Econo Lodge: 20%-30% off (60+)
Enterprise Rent-A-Car: 5% off for AARP members
Greyhound: 5% off (62+)
Hampton Inns & Suites: 10% off when booked 72 hours in advance
Hertz: up to 25% off for AARP members
Holiday Inn: 10%-30% off depending on location (62+)
Hyatt Hotels: 25%-50% off (62+)
InterContinental Hotels Group: various discounts at all hotels (65+)
Mainstay Suites: 10% off with Mature Travelers Discount (50+); 20%-30%
off (60+)
Marriott Hotels: 15% off (62+)
Motel 6: 10% off (60+)
Myrtle Beach Resort: 10% off (55+)
National Rent-A-Car: up to 30% off for AARP members
Quality Inn: 20%-30% off (60+)
Rodeway Inn: 20%-30% off (60+)
Sleep Inn: 20%-30% off (60+)
Southwest Airlines: various discounts for ages 65 and up (call before
booking for discount)
Trailways Transportation System: various discounts for ages 50 and up
United Airlines: various discounts for ages 65 and up (call before
booking for discount)
U.S. Airways: various discounts for ages 65 and up (call before booking
for discount)

Activities And Entertainment

AMC Theaters: up to 30% off (55+)
Bally Total Fitness: up to $100 off memberships (62+)
Busch Gardens Tampa: $3 off one-day tickets (50+)
Carmike Cinemas: 35% off (65+)
Cinemark / Century Theaters: up to 35% off
U.S. National Parks: $10 lifetime pass; 50% off additional services
including camping (62+)
Regal Cinemas: 30% off
Ripleys Believe it or Not: @ off one-day ticket (55+)
SeaWorld Orlando: $3 off one-day tickets (50+)

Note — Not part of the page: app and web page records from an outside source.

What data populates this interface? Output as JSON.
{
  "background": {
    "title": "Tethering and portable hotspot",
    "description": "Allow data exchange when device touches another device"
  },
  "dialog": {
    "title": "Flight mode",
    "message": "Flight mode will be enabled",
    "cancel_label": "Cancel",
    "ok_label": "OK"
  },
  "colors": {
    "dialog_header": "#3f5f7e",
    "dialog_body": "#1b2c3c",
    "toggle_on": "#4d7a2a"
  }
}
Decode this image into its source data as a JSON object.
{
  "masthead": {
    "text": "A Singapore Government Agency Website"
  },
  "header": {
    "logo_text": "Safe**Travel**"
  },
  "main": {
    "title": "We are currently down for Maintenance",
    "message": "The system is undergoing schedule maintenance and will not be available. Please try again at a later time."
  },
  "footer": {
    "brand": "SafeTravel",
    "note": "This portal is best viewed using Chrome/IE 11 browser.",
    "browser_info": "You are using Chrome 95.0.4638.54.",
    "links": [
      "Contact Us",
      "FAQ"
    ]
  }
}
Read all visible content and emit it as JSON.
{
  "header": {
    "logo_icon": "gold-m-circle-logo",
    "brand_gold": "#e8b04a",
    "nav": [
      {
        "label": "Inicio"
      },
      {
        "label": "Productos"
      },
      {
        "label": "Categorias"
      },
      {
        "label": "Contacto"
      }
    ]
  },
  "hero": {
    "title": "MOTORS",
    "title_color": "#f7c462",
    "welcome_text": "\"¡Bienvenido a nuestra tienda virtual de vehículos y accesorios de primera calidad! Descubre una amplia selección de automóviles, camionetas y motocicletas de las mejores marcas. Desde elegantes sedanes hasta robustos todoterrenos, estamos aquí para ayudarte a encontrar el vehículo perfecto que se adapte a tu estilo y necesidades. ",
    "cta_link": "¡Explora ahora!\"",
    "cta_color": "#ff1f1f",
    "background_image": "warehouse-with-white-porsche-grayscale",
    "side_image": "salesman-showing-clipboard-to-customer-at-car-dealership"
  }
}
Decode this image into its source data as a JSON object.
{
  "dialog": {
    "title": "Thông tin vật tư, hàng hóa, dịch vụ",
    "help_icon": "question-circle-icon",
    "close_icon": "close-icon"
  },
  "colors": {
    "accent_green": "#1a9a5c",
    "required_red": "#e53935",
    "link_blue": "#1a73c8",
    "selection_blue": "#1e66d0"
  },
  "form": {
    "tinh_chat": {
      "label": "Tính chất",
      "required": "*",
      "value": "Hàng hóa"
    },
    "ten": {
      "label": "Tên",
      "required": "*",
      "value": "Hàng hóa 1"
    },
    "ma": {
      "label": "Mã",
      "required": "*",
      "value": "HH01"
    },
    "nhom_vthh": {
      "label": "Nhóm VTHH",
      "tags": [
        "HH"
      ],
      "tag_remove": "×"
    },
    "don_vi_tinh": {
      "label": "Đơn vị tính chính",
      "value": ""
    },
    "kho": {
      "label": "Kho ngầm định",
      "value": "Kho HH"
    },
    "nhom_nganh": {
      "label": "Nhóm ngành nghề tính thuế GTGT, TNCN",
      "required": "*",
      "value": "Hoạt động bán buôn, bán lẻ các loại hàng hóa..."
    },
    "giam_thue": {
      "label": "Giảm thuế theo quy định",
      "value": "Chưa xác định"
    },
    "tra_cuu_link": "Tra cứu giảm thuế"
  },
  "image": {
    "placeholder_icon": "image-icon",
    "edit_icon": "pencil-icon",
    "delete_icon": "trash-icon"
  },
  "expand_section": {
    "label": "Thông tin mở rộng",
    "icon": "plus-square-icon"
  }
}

Cell Phone Discounts

AT&T: Special Senior Nation 200 Plan $29.99 / month (65+)
Jitterbug: $10 / month cell phone service (50+)
Verizon Wireless: Verizon Nationwide 65 Plus Plan $29.99 / month (65+).

Miscellaneous
Great Clips: $3 off hair cuts (60+)
Super Cuts: $2 off haircuts (60+)